So by 2050 the country's working population would only represent half of the country's overall population.

Again the reduction in the working population will be greater in the Grand Est region of eastern France and Normandy in the north.

Youth population remains stable

Between now and 2050, the number of people under-20 in France is expected to remain stable.

In 2050, France will have only 265,000 more young people than in 2013. Those under 20 would then represent 22.3 percent of the population, that's 2.3 percentage points less than in 2013,” says INSEE. This decrease would concern all regions.

How do we explain the trend?

There are numerous reasons for the projected rise in France's population including immigration – net migration is currently 70,000 a year.

And people in France are living longer than ever before. By 2050 average life-expectancy for women will be 90.3 in France compared to 85 in 2013, while for men it will be 86.8 years compared to 78.7 in 2013.

But also France has one of the highest fertility rates in Europe.

Earlier this year The Local reported that in 2015, France had the highest birth rate in Europe at 1.96 children per woman, although this was down from the symbolic rate of 2 children per mother in 2014.

by Jessie Williams


Standard of living in France: where do you fit?

France is slowly recovering from the economic crisis and economic equality is actually shrinking new figures suggest. Where do you fit in, when compared to the rest of the population?

Standard of living in France: where do you fit?
The richest 10 percent of people in France had a standard of living of more than €37,200 in 2013. Photo: AFP

New figures from France’s national stats office Insee provide an insight into the economic health of the country’s households and revealed some noteworthy trends.

Significantly the stats revealed there had been the first fall in poverty rates since 2008, albeit a very slight one, with the niveau de vie (essentially the post-tax and social charges income of a household divided by number of people in each household) of the country's worse-off increasingly slightly for the first time since 2008.

Interestingly at the other end of the scale the post-tax income of France's most wealthy saw a slight decrease, due in the main to a rise in taxes, meaning that inequality in between rich and poor in France has actually decreased.

Although it's not yet perhaps time to celebrate with 14 percent of French people still living below the poverty line.

Here's the key stats:


The median post-tax income, or “niveau de vie”, in metropolitan France hardly changed in 2013, hitting €20,000 a year, or €1,667 a month. That means half the population had an income of more than €1,667 a month after the tax man had taken his share while the other 50 percent saw less than that amount coming in.

For a family of two adults and two children younger than 14, the median after-tax income was €3,500 a month in 2013, or 0.1 percent lower than a year earlier.

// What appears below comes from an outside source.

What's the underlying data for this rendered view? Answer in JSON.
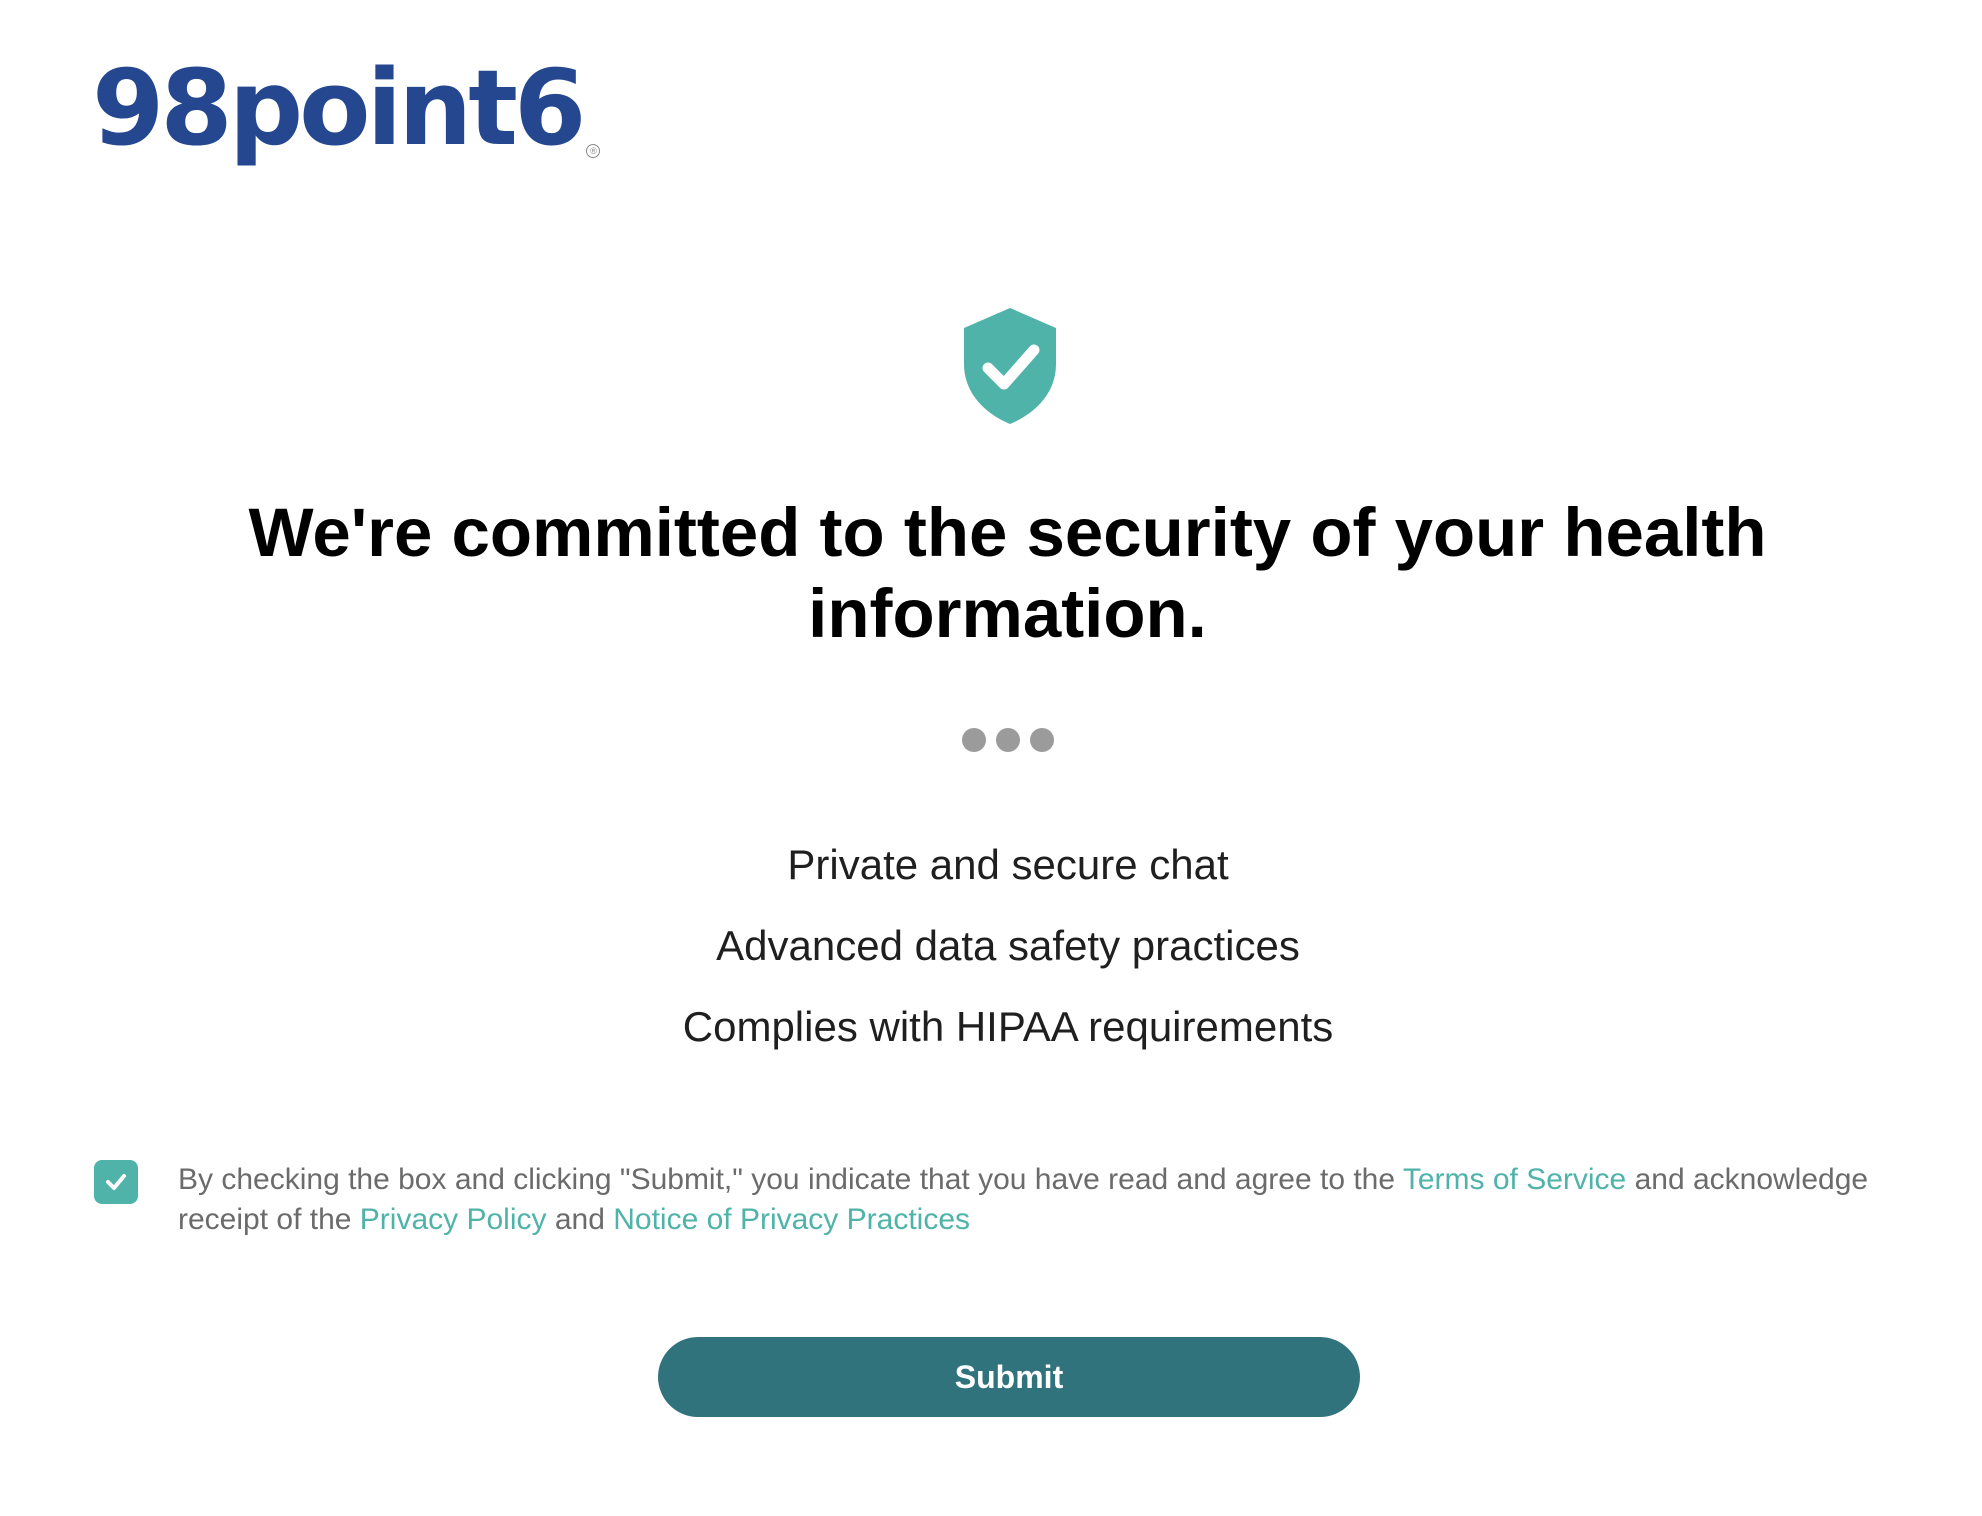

The richest 10 percent of people in France had an annual post-tax income of more than €37,200 in 2013. At the other end of the scale, for the poorest 10 percent this figure was lower than €10,730. In other words, the nation’s richest 10 percent have a standard of living more than 3.5 times higher than the poorest tenth.

But in a surprise finding, the standard of living for the poorest 10 percent climbed 1.1 percent in 2013, while the incomes of the country’s richest dropped 1.8 percent, suggesting a decrease in equality.

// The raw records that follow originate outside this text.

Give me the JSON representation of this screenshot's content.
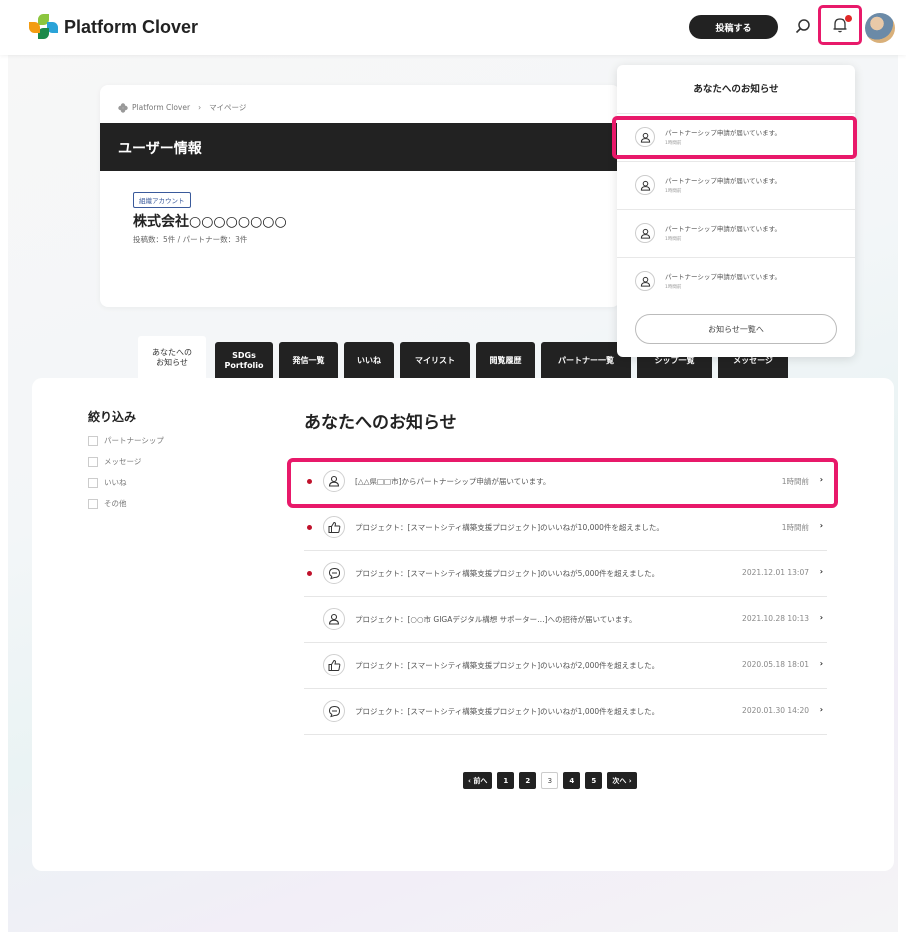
{
  "header": {
    "logo_text": "Platform Clover",
    "post_button": "投稿する",
    "search_icon": "search-icon",
    "bell_icon": "bell-icon"
  },
  "breadcrumb": {
    "home": "Platform Clover",
    "separator": "›",
    "current": "マイページ"
  },
  "user_info": {
    "heading": "ユーザー情報",
    "account_badge": "組織アカウント",
    "company_name": "株式会社○○○○○○○○",
    "stats": "投稿数：5件 / パートナー数：3件"
  },
  "tabs": [
    {
      "label": "あなたへの\nお知らせ"
    },
    {
      "label": "SDGs\nPortfolio"
    },
    {
      "label": "発信一覧"
    },
    {
      "label": "いいね"
    },
    {
      "label": "マイリスト"
    },
    {
      "label": "閲覧履歴"
    },
    {
      "label": "パートナー一覧"
    },
    {
      "label": "シップ一覧"
    },
    {
      "label": "メッセージ"
    }
  ],
  "filter": {
    "title": "絞り込み",
    "options": [
      "パートナーシップ",
      "メッセージ",
      "いいね",
      "その他"
    ]
  },
  "notifications": {
    "title": "あなたへのお知らせ",
    "items": [
      {
        "text": "[△△県□□市]からパートナーシップ申請が届いています。",
        "time": "1時間前",
        "unread": true,
        "icon": "user-icon"
      },
      {
        "text": "プロジェクト：[スマートシティ構築支援プロジェクト]のいいねが10,000件を超えました。",
        "time": "1時間前",
        "unread": true,
        "icon": "thumbs-up-icon"
      },
      {
        "text": "プロジェクト：[スマートシティ構築支援プロジェクト]のいいねが5,000件を超えました。",
        "time": "2021.12.01 13:07",
        "unread": true,
        "icon": "message-icon"
      },
      {
        "text": "プロジェクト：[○○市 GIGAデジタル構想 サポーター…]への招待が届いています。",
        "time": "2021.10.28 10:13",
        "unread": false,
        "icon": "user-icon"
      },
      {
        "text": "プロジェクト：[スマートシティ構築支援プロジェクト]のいいねが2,000件を超えました。",
        "time": "2020.05.18 18:01",
        "unread": false,
        "icon": "thumbs-up-icon"
      },
      {
        "text": "プロジェクト：[スマートシティ構築支援プロジェクト]のいいねが1,000件を超えました。",
        "time": "2020.01.30 14:20",
        "unread": false,
        "icon": "message-icon"
      }
    ]
  },
  "pagination": {
    "prev": "‹ 前へ",
    "pages": [
      "1",
      "2",
      "3",
      "4",
      "5"
    ],
    "current": "3",
    "next": "次へ ›"
  },
  "dropdown": {
    "title": "あなたへのお知らせ",
    "items": [
      {
        "text": "パートナーシップ申請が届いています。",
        "time": "1時間前"
      },
      {
        "text": "パートナーシップ申請が届いています。",
        "time": "1時間前"
      },
      {
        "text": "パートナーシップ申請が届いています。",
        "time": "1時間前"
      },
      {
        "text": "パートナーシップ申請が届いています。",
        "time": "1時間前"
      }
    ],
    "all_button": "お知らせ一覧へ"
  },
  "colors": {
    "accent_highlight": "#e8196a",
    "unread_dot": "#c0122c",
    "dark": "#222222"
  }
}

This was the median post-tax income of France’s jobseekers in 2013, up 2.3 percent on the previous year. However, over a third of people in this group live below the poverty threshold, set at €1,000 a month.

0.3 percent

The Insee study shows 14 percent of French people lived in poverty in 2013, down 0.3 percent on a year earlier, and the first fall in five years, bring the rate down to 2010 levels.

But while the news is positive, more French people still live in poverty than was the case in 2008 when that number was 13 percent.

8.6 million

The total number of people living in poverty in France in 2013 was 8.6 million people, with the median income for this group climbing slightly from €788 in 2012 to €802 a year later.

1.6 million

The number of young people in France aged 18 to 29 with an income of less than €1,000 was 1.6 million in 2013.     

SEE ALSO:  A portrait of modern France in ten key stats